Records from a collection
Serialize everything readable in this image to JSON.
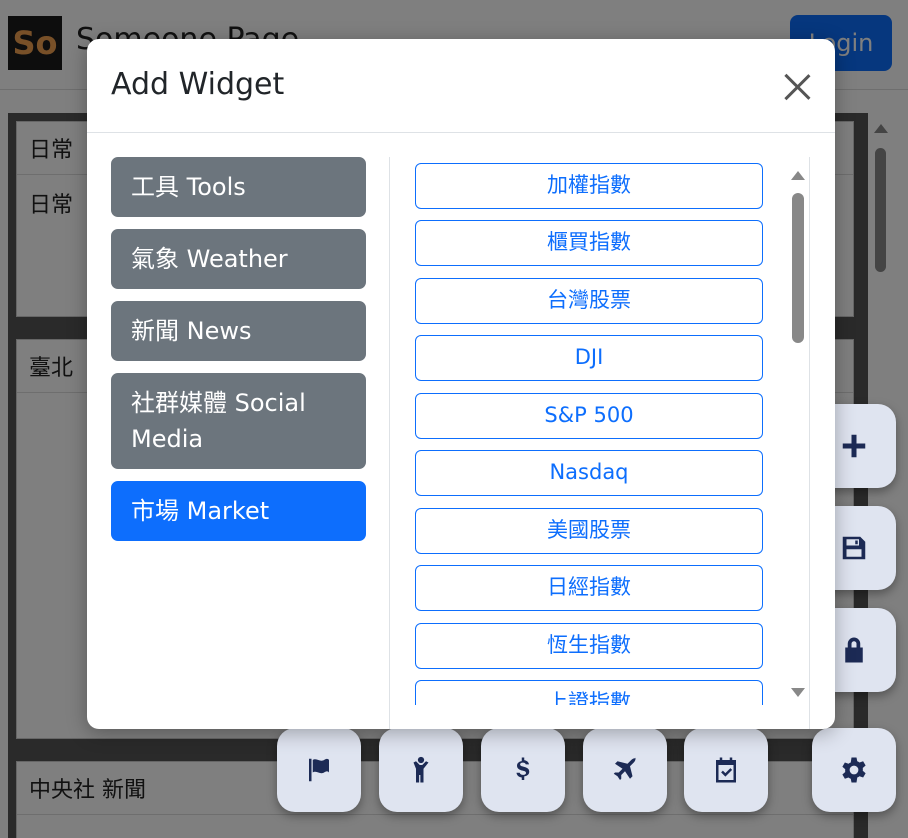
{
  "navbar": {
    "logo_text": "So",
    "site_title": "Someone Page",
    "login_label": "Login"
  },
  "background": {
    "card1_header": "日常",
    "card1_body": "日常",
    "card2_header": "臺北",
    "card3_header": "中央社 新聞"
  },
  "modal": {
    "title": "Add Widget",
    "categories": [
      {
        "label": "工具 Tools",
        "active": false
      },
      {
        "label": "氣象 Weather",
        "active": false
      },
      {
        "label": "新聞 News",
        "active": false
      },
      {
        "label": "社群媒體 Social Media",
        "active": false
      },
      {
        "label": "市場 Market",
        "active": true
      }
    ],
    "widgets": [
      "加權指數",
      "櫃買指數",
      "台灣股票",
      "DJI",
      "S&P 500",
      "Nasdaq",
      "美國股票",
      "日經指數",
      "恆生指數",
      "上證指數"
    ]
  },
  "fabs": {
    "right": [
      "plus-icon",
      "save-icon",
      "lock-icon",
      "gear-icon"
    ],
    "bottom": [
      "flag-icon",
      "child-icon",
      "dollar-icon",
      "plane-icon",
      "calendar-check-icon"
    ]
  },
  "colors": {
    "primary": "#0d6efd",
    "secondary": "#6c757d",
    "fab_bg": "#dfe4f0",
    "fab_icon": "#1c2a55"
  }
}
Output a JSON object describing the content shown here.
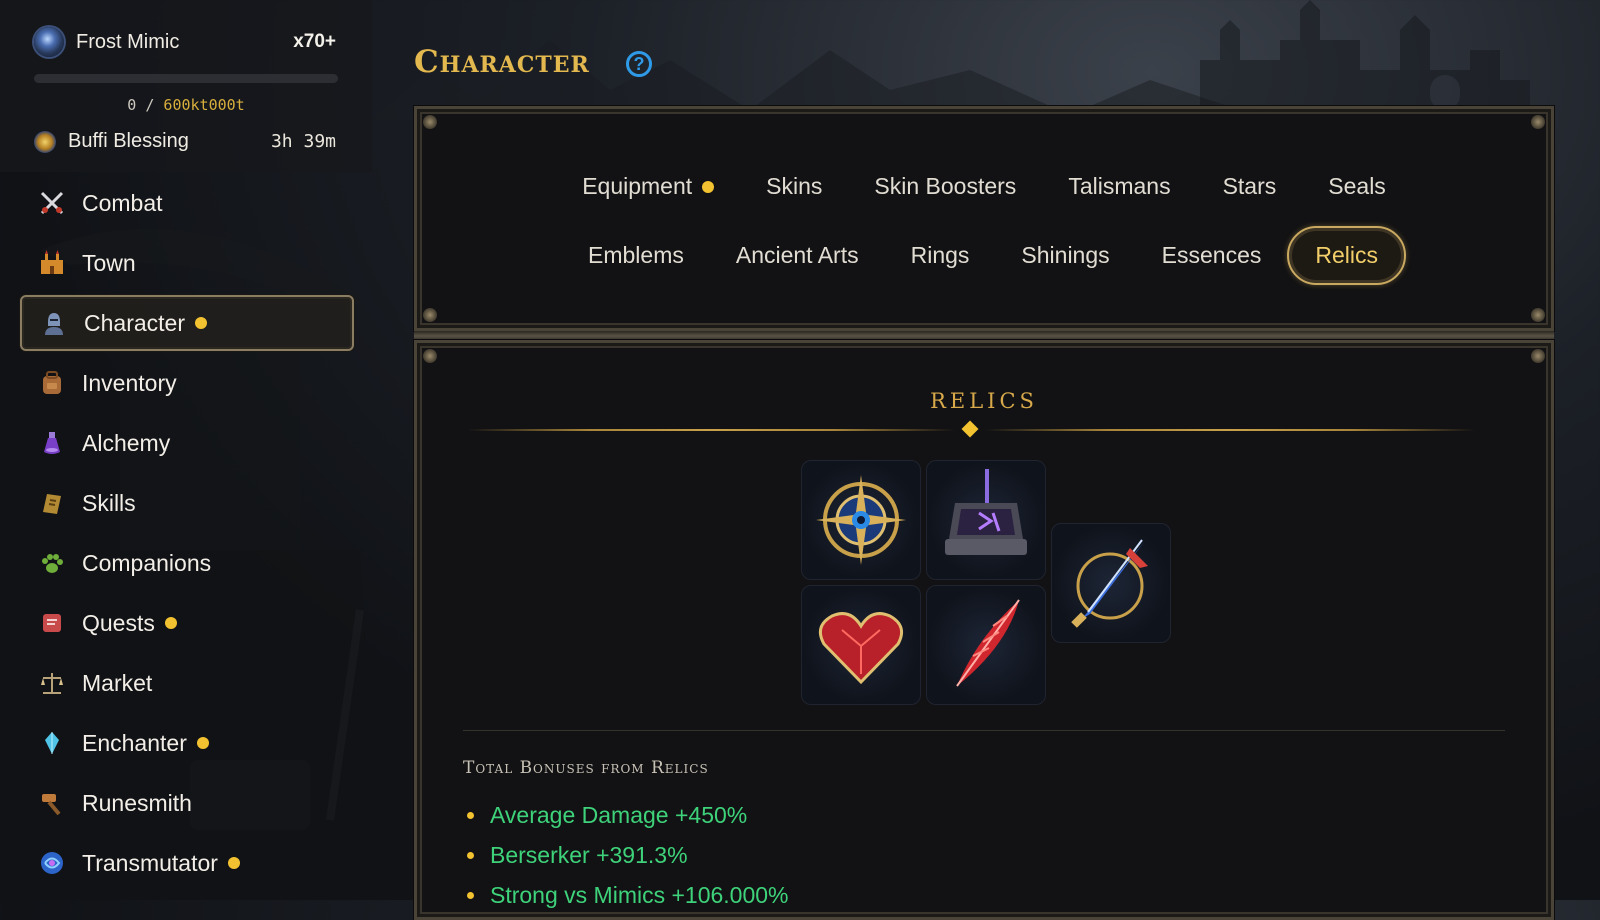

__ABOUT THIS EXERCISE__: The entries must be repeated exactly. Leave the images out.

__RESPONSE__:
Serialize everything readable in this image to JSON.
{
  "navbar": {
    "logo_text": "So",
    "site_title": "Someone Page",
    "login_label": "Login"
  },
  "background": {
    "card1_header": "日常",
    "card1_body": "日常",
    "card2_header": "臺北",
    "card3_header": "中央社 新聞"
  },
  "modal": {
    "title": "Add Widget",
    "categories": [
      {
        "label": "工具 Tools",
        "active": false
      },
      {
        "label": "氣象 Weather",
        "active": false
      },
      {
        "label": "新聞 News",
        "active": false
      },
      {
        "label": "社群媒體 Social Media",
        "active": false
      },
      {
        "label": "市場 Market",
        "active": true
      }
    ],
    "widgets": [
      "加權指數",
      "櫃買指數",
      "台灣股票",
      "DJI",
      "S&P 500",
      "Nasdaq",
      "美國股票",
      "日經指數",
      "恆生指數",
      "上證指數"
    ]
  },
  "fabs": {
    "right": [
      "plus-icon",
      "save-icon",
      "lock-icon",
      "gear-icon"
    ],
    "bottom": [
      "flag-icon",
      "child-icon",
      "dollar-icon",
      "plane-icon",
      "calendar-check-icon"
    ]
  },
  "colors": {
    "primary": "#0d6efd",
    "secondary": "#6c757d",
    "fab_bg": "#dfe4f0",
    "fab_icon": "#1c2a55"
  }
}
Output a JSON object describing the content shown here.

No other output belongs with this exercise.